In a statement in Downing Street, he’s admitted he failed to persuade Cabinet colleagues that he could fight on
Boris Johnson quit as Tory leader after admitting he failed to persuade Cabinet colleagues that he could fight on.
The Prime Minister said it was “eccentric” to change governments at this stage but “I regret not to have been successful in those arguments”.
A new Tory leader will now be elected who will replace Mr Johnson in No 10.
“In politics, no one is remotely indispensable,” he acknowledged in a statement delivered from a lectern in Downing Street.
“I want you to know how sad I am to be giving up the best job in the world, but them’s the breaks,” he said.
Mr Johnson intends to remain in No 10 until his successor is elected, but he faces resistance to that plan from within his own party and the Opposition.
He has already appointed new Cabinet ministers to replace MPs who quit as part of the mass ministerial exodus in protest at his leadership.
In a statement which was watched by staff, supportive MPs and his wife Carrie Johnson carrying their child Romy, the Prime Minister said: “It is clearly now the will of the parliamentary Conservative Party that there should be a new leader of that party and therefore a new prime minister.
“And I’ve agreed with Sir Graham Brady, the chairman of our backbench MPs, that the process of choosing that new leader should begin now and the timetable will be announced next week.
“And I’ve today appointed a Cabinet to serve, as I will, until a new leader is in place.”
But in a sign of the resentment he feels about being forced from office, less than three years after a landslide election win, Mr Johnson said: “In the last few days, I tried to persuade my colleagues that it would be eccentric to change governments when we’re delivering so much and when we have such a vast mandate and when we’re actually only a handful of points behind in the polls, even in mid-term after quite a few months of pretty relentless sledging and when the economic scene is so difficult domestically and internationally.

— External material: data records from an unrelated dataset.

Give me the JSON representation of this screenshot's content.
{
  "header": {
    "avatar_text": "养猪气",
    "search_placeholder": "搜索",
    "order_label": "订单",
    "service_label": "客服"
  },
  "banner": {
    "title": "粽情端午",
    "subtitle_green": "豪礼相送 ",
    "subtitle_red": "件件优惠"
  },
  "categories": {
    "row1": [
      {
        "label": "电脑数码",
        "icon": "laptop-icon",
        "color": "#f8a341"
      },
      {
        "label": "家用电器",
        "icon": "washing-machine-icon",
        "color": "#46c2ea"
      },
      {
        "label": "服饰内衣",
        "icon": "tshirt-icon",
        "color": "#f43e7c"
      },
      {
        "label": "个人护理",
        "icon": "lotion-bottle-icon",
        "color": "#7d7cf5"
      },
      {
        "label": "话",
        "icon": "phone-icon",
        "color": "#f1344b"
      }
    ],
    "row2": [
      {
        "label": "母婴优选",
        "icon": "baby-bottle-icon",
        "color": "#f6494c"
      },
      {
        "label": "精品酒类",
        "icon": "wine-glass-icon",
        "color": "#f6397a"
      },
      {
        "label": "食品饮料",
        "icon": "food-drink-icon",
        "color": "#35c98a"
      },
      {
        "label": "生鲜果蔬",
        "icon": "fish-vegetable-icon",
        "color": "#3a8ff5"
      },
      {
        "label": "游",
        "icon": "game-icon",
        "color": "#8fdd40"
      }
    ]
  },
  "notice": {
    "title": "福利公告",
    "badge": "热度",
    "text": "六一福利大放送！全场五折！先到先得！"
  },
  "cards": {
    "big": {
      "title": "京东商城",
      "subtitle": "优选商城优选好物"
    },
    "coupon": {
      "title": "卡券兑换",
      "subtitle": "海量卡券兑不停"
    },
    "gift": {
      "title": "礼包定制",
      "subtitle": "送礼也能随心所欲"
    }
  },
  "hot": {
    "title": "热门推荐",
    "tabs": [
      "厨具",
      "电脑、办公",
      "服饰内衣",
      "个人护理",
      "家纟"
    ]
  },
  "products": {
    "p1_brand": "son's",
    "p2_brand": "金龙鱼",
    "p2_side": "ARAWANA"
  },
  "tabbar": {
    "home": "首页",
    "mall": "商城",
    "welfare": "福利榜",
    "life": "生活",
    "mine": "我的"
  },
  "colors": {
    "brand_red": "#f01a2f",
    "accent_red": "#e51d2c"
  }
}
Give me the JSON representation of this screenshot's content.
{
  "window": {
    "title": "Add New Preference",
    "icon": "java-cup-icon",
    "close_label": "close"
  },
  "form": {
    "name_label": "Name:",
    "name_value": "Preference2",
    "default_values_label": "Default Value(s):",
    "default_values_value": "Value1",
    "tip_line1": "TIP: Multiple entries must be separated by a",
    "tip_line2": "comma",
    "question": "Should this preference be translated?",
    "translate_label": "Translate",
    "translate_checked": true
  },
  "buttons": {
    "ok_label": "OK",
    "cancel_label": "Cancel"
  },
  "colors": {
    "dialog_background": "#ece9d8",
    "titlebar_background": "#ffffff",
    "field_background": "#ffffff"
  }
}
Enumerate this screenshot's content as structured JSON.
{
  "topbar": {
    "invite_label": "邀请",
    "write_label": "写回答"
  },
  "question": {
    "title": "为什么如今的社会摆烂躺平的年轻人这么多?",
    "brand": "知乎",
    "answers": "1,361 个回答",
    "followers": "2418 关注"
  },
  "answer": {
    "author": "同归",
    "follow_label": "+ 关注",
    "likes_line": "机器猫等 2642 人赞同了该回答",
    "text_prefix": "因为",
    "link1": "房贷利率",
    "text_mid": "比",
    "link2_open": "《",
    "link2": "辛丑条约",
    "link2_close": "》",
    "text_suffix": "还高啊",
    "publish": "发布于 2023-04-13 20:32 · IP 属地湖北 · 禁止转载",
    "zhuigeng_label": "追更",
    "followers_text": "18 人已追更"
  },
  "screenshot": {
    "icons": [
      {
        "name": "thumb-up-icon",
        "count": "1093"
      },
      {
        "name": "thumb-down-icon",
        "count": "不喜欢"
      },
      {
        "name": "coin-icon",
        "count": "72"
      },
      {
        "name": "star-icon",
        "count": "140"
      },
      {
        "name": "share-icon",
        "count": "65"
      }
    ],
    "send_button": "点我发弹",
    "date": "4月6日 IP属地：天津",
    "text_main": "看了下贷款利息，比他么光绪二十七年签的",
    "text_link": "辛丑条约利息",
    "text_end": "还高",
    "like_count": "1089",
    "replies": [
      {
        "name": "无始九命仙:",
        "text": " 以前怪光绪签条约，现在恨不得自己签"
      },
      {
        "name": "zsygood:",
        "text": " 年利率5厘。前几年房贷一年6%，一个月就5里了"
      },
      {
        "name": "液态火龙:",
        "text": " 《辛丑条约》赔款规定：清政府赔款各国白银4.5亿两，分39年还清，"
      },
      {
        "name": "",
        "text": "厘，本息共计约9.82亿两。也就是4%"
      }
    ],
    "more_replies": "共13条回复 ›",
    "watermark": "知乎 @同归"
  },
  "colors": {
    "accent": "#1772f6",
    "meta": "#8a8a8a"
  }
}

“I regret not to have been successful in those arguments and of course it’s painful not to be able to see through so many ideas and projects myself.
“But as we’ve seen, at Westminster the herd instinct is powerful, when the herd moves, it moves.”